"Should Canada be able to vaccinate its entire population before high-risk people or health-care workers in South Africa get access to vaccine stocks? I'd say no. But I mean, there's obviously nationalism and politics that play into those decisions," she told The Current's guest host Catherine Cullen.
The pandemic has hit South Africa harder than anywhere else on the continent. The number of infections shot through the one million mark on Monday, thanks in part to a faster-spreading mutation of the virus, which is separate from another variant discovered in the U.K. Officials have banned alcohol sales and extended a nationwide curfew in response.
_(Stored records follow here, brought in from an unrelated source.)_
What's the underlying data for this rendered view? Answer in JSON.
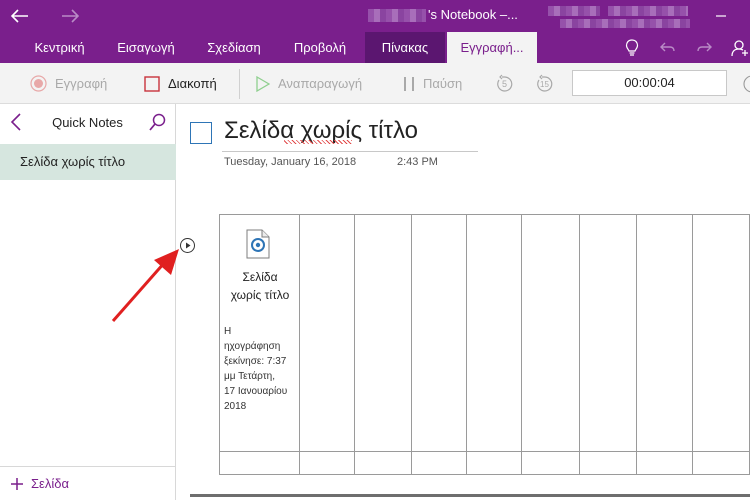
{
  "titlebar": {
    "title": "'s Notebook –..."
  },
  "tabs": [
    {
      "label": "Κεντρική"
    },
    {
      "label": "Εισαγωγή"
    },
    {
      "label": "Σχεδίαση"
    },
    {
      "label": "Προβολή"
    },
    {
      "label": "Πίνακας"
    },
    {
      "label": "Εγγραφή..."
    }
  ],
  "commandbar": {
    "record_label": "Εγγραφή",
    "stop_label": "Διακοπή",
    "play_label": "Αναπαραγωγή",
    "pause_label": "Παύση",
    "rewind_label": "5",
    "forward_label": "15",
    "timer": "00:00:04"
  },
  "sidebar": {
    "section_title": "Quick Notes",
    "pages": [
      {
        "label": "Σελίδα χωρίς τίτλο"
      }
    ],
    "add_page_label": "Σελίδα"
  },
  "page": {
    "title": "Σελίδα χωρίς τίτλο",
    "date": "Tuesday, January 16, 2018",
    "time": "2:43 PM"
  },
  "recording": {
    "name_line1": "Σελίδα",
    "name_line2": "χωρίς τίτλο",
    "meta_lines": [
      "Η",
      "ηχογράφηση",
      "ξεκίνησε: 7:37",
      "μμ Τετάρτη,",
      "17 Ιανουαρίου",
      "2018"
    ]
  },
  "colors": {
    "accent": "#7a1f8c",
    "selected_page": "#d6e6df",
    "annotation_arrow": "#e02020"
  }
}
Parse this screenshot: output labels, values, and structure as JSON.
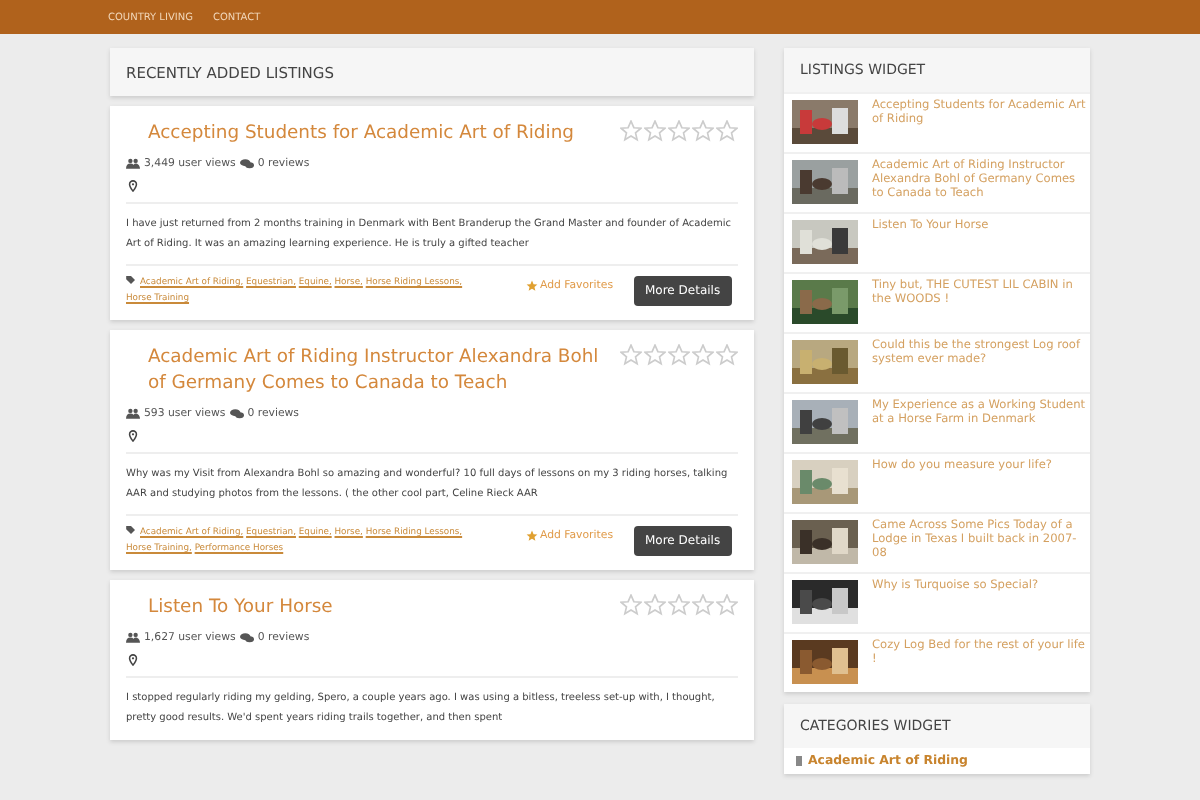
{
  "nav": [
    {
      "label": "COUNTRY LIVING"
    },
    {
      "label": "CONTACT"
    }
  ],
  "main": {
    "heading": "RECENTLY ADDED LISTINGS",
    "listings": [
      {
        "title": "Accepting Students for Academic Art of Riding",
        "stars": 0,
        "views": "3,449 user views",
        "reviews": "0 reviews",
        "description": "I have just returned from 2 months training in Denmark with Bent Branderup the Grand Master and founder of Academic Art of Riding.  It was an amazing learning experience. He is truly a gifted teacher",
        "tags": [
          "Academic Art of Riding,",
          "Equestrian,",
          "Equine,",
          "Horse,",
          "Horse Riding Lessons,",
          "Horse Training"
        ],
        "favorite": "Add Favorites",
        "button": "More Details"
      },
      {
        "title": "Academic Art of Riding Instructor  Alexandra Bohl of Germany Comes to Canada to Teach",
        "stars": 0,
        "views": "593 user views",
        "reviews": "0 reviews",
        "description": "Why was my Visit from Alexandra Bohl so amazing and wonderful? 10 full days of lessons on my 3 riding horses, talking AAR and studying photos from the lessons. ( the other cool part, Celine Rieck AAR",
        "tags": [
          "Academic Art of Riding,",
          "Equestrian,",
          "Equine,",
          "Horse,",
          "Horse Riding Lessons,",
          "Horse Training,",
          "Performance Horses"
        ],
        "favorite": "Add Favorites",
        "button": "More Details"
      },
      {
        "title": "Listen To Your Horse",
        "stars": 0,
        "views": "1,627 user views",
        "reviews": "0 reviews",
        "description": "I stopped regularly riding my gelding, Spero, a couple years ago. I was using a bitless, treeless set-up with, I thought, pretty good results. We'd spent years riding trails together, and then spent"
      }
    ]
  },
  "listings_widget": {
    "heading": "LISTINGS WIDGET",
    "items": [
      {
        "title": "Accepting Students for Academic Art of Riding"
      },
      {
        "title": "Academic Art of Riding Instructor  Alexandra Bohl of Germany Comes to Canada to Teach"
      },
      {
        "title": "Listen To Your Horse"
      },
      {
        "title": "Tiny but, THE CUTEST LIL CABIN in the WOODS !"
      },
      {
        "title": "Could this be the strongest Log roof system ever made?"
      },
      {
        "title": "My Experience as a Working Student at a Horse Farm in Denmark"
      },
      {
        "title": "How do you measure your life?"
      },
      {
        "title": "Came Across Some Pics Today of a Lodge in Texas I built back in 2007- 08"
      },
      {
        "title": "Why is Turquoise so Special?"
      },
      {
        "title": "Cozy Log Bed for the rest of your life !"
      }
    ]
  },
  "categories_widget": {
    "heading": "CATEGORIES WIDGET",
    "items": [
      {
        "label": "Academic Art of Riding"
      }
    ]
  }
}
Mendelsohn said about 100 patients come to the community health centre where she works every day, some of them with severe symptoms.
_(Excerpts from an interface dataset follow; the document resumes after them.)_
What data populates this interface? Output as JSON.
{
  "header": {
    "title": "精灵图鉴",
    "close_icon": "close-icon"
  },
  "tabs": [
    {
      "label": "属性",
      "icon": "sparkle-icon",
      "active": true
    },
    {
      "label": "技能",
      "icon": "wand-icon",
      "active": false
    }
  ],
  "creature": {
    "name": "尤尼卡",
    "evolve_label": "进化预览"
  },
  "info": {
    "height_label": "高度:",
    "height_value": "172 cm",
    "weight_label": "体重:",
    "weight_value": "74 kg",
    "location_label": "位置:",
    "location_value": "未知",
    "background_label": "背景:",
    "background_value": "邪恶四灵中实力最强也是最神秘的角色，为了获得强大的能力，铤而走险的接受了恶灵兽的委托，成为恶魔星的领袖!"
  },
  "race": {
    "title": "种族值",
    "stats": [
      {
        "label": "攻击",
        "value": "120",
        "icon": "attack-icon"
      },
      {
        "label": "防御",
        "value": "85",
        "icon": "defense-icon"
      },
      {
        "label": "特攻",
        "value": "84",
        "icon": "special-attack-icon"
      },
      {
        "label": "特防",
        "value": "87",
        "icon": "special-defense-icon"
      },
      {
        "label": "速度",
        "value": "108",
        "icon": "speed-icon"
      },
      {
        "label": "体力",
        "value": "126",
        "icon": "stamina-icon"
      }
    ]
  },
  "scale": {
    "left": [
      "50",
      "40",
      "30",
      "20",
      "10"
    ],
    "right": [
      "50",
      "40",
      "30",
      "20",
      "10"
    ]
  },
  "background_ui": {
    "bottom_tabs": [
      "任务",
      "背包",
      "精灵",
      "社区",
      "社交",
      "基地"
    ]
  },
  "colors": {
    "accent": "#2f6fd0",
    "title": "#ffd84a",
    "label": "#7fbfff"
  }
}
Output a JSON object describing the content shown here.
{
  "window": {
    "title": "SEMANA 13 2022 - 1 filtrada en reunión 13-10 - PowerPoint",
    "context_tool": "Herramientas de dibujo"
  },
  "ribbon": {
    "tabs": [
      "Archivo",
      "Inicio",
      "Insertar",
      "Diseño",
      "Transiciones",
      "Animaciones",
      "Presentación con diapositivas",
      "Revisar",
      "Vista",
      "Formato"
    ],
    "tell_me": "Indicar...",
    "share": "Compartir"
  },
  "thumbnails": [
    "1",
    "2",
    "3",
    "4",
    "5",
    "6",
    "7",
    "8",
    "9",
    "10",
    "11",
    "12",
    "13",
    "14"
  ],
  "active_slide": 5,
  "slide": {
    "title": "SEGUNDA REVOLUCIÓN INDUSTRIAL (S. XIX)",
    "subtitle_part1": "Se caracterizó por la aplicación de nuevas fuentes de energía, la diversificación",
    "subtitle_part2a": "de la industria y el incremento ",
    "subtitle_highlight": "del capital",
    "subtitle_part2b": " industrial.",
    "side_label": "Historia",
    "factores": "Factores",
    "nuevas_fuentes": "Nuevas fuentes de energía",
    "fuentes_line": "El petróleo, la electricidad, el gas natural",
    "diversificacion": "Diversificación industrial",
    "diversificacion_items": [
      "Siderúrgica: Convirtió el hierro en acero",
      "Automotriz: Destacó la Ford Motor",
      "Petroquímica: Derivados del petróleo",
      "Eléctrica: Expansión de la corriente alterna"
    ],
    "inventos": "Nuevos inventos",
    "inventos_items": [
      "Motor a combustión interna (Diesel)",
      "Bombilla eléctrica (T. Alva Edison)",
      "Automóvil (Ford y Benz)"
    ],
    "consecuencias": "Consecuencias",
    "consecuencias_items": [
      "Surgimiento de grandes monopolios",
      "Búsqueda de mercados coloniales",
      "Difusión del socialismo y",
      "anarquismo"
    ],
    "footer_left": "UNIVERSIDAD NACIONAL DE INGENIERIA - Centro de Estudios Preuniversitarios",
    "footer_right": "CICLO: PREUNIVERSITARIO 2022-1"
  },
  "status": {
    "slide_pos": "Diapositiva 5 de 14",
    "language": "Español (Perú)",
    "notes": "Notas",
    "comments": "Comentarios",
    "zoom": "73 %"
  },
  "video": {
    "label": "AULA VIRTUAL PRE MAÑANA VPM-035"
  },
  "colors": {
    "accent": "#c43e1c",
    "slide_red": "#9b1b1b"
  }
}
She described feeling panicked one day when all five currently available oxygen tanks were being used by patients, and a sixth patient came in requiring oxygen.
"One person who wasn't as distressed went off the oxygen while we scrounged for another tank, and they were willing to help the person who was in more need. And then we got extra tanks and a delivery came the next day," she said.
"The ambulances are stretched thin, the hospitals are stretched thin, everyone's stretched thin... No one should die because they can't get a little bit of oxygen."
She added that her community centre staff currently has a COVID-19 positivity rate of about 50 per cent, putting additional strain on their capacity to treat patients.
Canada, which more vaccine doses per capita than any other nation, said it's in talks with other governments to donate excess doses to lower-income countries, potentially through the World Health Organization-backed COVAX facility.
Mendelsohn called the gesture "fantastic and very commendable," but cautioned that waiting too long before that happens will lead to more deaths.
Vaccine might turn people into crocodiles, Brazil president muses
In Brazil, health experts are raising the alarm as hospitals are filling up with COVID-positive patients, all while their president, Jair Bolsonaro, spreads misinformation about the virus and vaccine.
Bolsonaro recently said he would not be vaccinated and mockingly suggested that the Pifzer vaccine could turn people into crocodiles, grant people superpowers, or cause women to grow beards, according to AFP.
"The first thing that comes to mind is how the hell did we elect a president that is so disconnected from reality? Because it just keeps getting worse," said Natalia Pasternak, a microbiologist and president of the Question of Science Institute in Sao Paulo.
Vaccines are the light at the end of the tunnel, but it's a long tunnel. We still have a long way to go.- Natalia Pasternak, microbiologist
Pasternak said that most Brazilians understand the science behind the COVID-19 vaccines and understood the president's comments as a joke. But "it has implications even when people don't take him seriously," she warned.
"When misinformation is institutionalized as it is in Brazil — meaning that it comes directly from the federal government, and from the president, and from the Ministry of Health — it becomes really difficult to fight it."
Brazil now has nearly 7.5 million confirmed cases, and 191,139 deaths from the virus since the outbreak began, according to data from the Health Ministry. Bolsonaro himself tested positive in July, and has continued to downplay the virus's severity, likening it to "a little flu."
Pasternak said hospitals are full, despite a robust public health-care system. She worries that with New Year celebrations possibly coming soon, and people getting tired of quarantine measures, another spike in cases could cause the system to "collapse" in early 2021.
Asked by reporters on Saturday about rising criticism that Brazil's vaccine rollout has been slow and poorly explained, Bolsonaro said: "Nobody pressures me for anything; I don't give a damn about it."
But he pivoted somewhat on Monday, saying that a vaccine would be made available within five days of being approved by federal health regulator Anvisa.
Pasternak, who works in vaccine development, says she's been excited to see the quick development of counter-COVID measures over the past year. But she worries that Brazil's government might lag on the eventual rollout of any vaccines that may get approved.
"Vaccines are the light at the end of the tunnel, but it's a long tunnel. We still have a long way to go," she said.
Written by Jonathan Ore with files from CBC News and Reuters. Produced by Julie Crysler and Rachel Levy-McLaughlin.